Wellesley, Henry (1791-1866) (DNB00)
WELLESLEY, HENRY (1791–1866), scholar and antiquary, born in 1791, was the illegitimate son of Richard Colley Wellesley, marquis Wellesley [q. v.] He matriculated on 17 Oct. 1811 from Christ Church, Oxford, where he held a studentship from 1811 to 1828, graduating B.A. in 1816, M.A. in 1818, and B.D. and D.D. in 1847. On 20 June 1816 he became a student at Lincoln's Inn, but having been ordained a minister of the English church he was appointed successively vicar of Flitton-with-Silsoe in Bedfordshire on 5 Sept. 1827, rector of Dunsfold in Surrey on 1 Nov. 1833, and rector of Woodmancote in Sussex on 6 June 1838, resigning the last in 1860. He was also rector of Hurstmonceaux in Sussex at the time of his death. In 1842 he was nominated vice-principal of New Inn Hall, Oxford, and in 1847 was made principal by the Duke of Wellington, then chancellor of the university. While principal he filled the office of university preacher. Wellesley was an accomplished scholar, well read in both ancient and modern literature. He was a member of the Sussex Archæological Society from its foundation in 1846. At the time of his death Wellesley was a curator of the Bodleian Library, of the university galleries, and of the Taylorian Institution. He died at Oxford, unmarried, on 11 Jan. 1866.
Wellesley was the author of ‘Stray Notes on the Text of Shakespeare,’ London, 1865, 8vo. He edited ‘Anthologia Polyglotta; a selection of Versions in various Languages, chiefly from the Greek Anthology,’ London, 1849, 4to; and published ‘Canzone in lode di Bella Donna aggiuntovi un sonetto “fatto per uno ch' era in gran fortuna.” Componimenti Toscani del secolo xiv. dati in luce dal Dottore E. Wellesley,’ Oxford, 1851, 8vo. He also contributed three papers on local antiquities to the ‘Collections’ of the Sussex Archæological Society (iii. 232, v. 277, ix. 107).[Gent.
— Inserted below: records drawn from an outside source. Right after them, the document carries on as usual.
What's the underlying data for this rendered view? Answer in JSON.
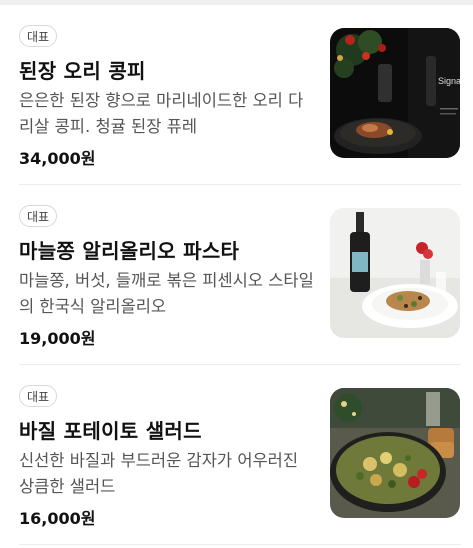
{
  "menu": {
    "items": [
      {
        "badge": "대표",
        "name": "된장 오리 콩피",
        "description": "은은한 된장 향으로 마리네이드한 오리 다리살 콩피. 청귤 된장 퓨레",
        "price": "34,000원",
        "photo_text": "Signa"
      },
      {
        "badge": "대표",
        "name": "마늘쫑 알리올리오 파스타",
        "description": "마늘쫑, 버섯, 들깨로 볶은 피센시오 스타일의 한국식 알리올리오",
        "price": "19,000원"
      },
      {
        "badge": "대표",
        "name": "바질 포테이토 샐러드",
        "description": "신선한 바질과 부드러운 감자가 어우러진 상큼한 샐러드",
        "price": "16,000원"
      }
    ]
  }
}
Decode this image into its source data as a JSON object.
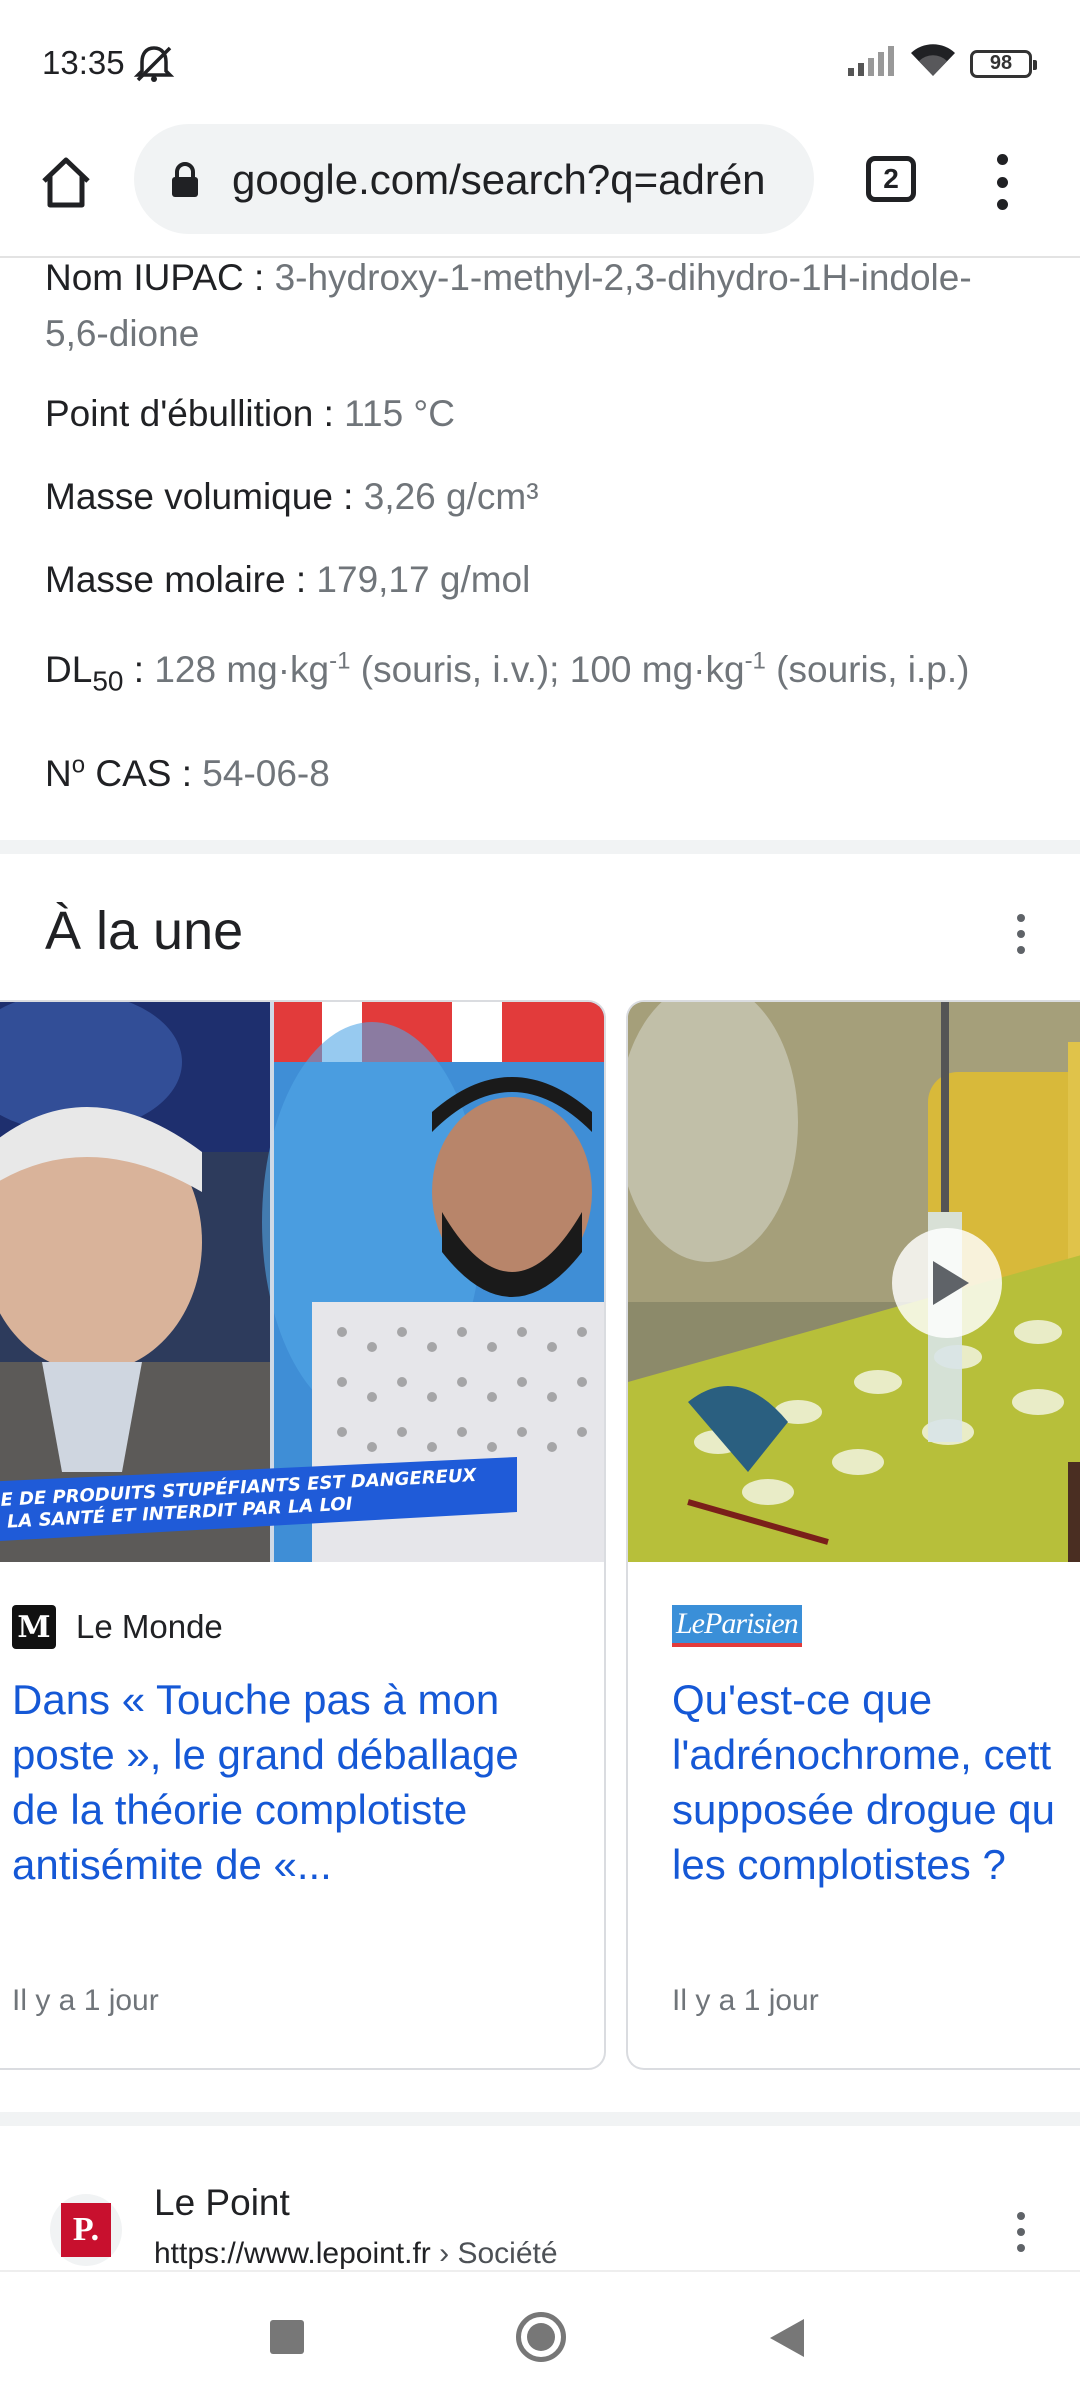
{
  "status_bar": {
    "time": "13:35",
    "battery": "98"
  },
  "toolbar": {
    "url": "google.com/search?q=adrén",
    "tab_count": "2"
  },
  "facts": [
    {
      "key": "Nom IUPAC : ",
      "value": "3-hydroxy-1-methyl-2,3-dihydro-1H-indole-",
      "value_cont": "5,6-dione"
    },
    {
      "key": "Point d'ébullition : ",
      "value": "115 °C"
    },
    {
      "key": "Masse volumique : ",
      "value": "3,26 g/cm³"
    },
    {
      "key": "Masse molaire : ",
      "value": "179,17 g/mol"
    },
    {
      "key_main": "DL",
      "key_sub": "50",
      "key_rest": " : ",
      "v1": "128 mg·kg",
      "v1_sup": "-1",
      "v2": " (souris, i.v.); 100 mg·kg",
      "v2_sup": "-1",
      "v3": " (souris, i.p.)"
    },
    {
      "key_main": "N",
      "key_sup": "o",
      "key_rest": " CAS : ",
      "value": "54-06-8"
    }
  ],
  "top_stories": {
    "title": "À la une",
    "cards": [
      {
        "source": "Le Monde",
        "logo_text": "M",
        "image_banner": "GE DE PRODUITS STUPÉFIANTS EST DANGEREUX\nR LA SANTÉ ET INTERDIT PAR LA LOI",
        "headline": "Dans « Touche pas à mon poste », le grand déballage de la théorie complotiste antisémite de «...",
        "age": "Il y a 1 jour"
      },
      {
        "source": "Le Parisien",
        "logo_text": "LeParisien",
        "headline": "Qu'est-ce que l'adrénochrome, cett supposée drogue qu les complotistes ?",
        "age": "Il y a 1 jour",
        "has_video": true
      }
    ]
  },
  "result": {
    "name": "Le Point",
    "url": "https://www.lepoint.fr",
    "breadcrumb": " › Société",
    "logo_text": "P."
  },
  "icons": [
    "mute-icon",
    "signal-icon",
    "wifi-icon",
    "home-icon",
    "lock-icon",
    "more-vert-icon",
    "play-icon"
  ]
}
Mag. 1866, i. 440; Foster's Alumni Oxon. 1715–1886; Foster's Index Eccles.; Lincoln's Inn Records, 1896, ii. 68; Allibone's Dict. of Engl. Lit.; Men of the Time, 1865.]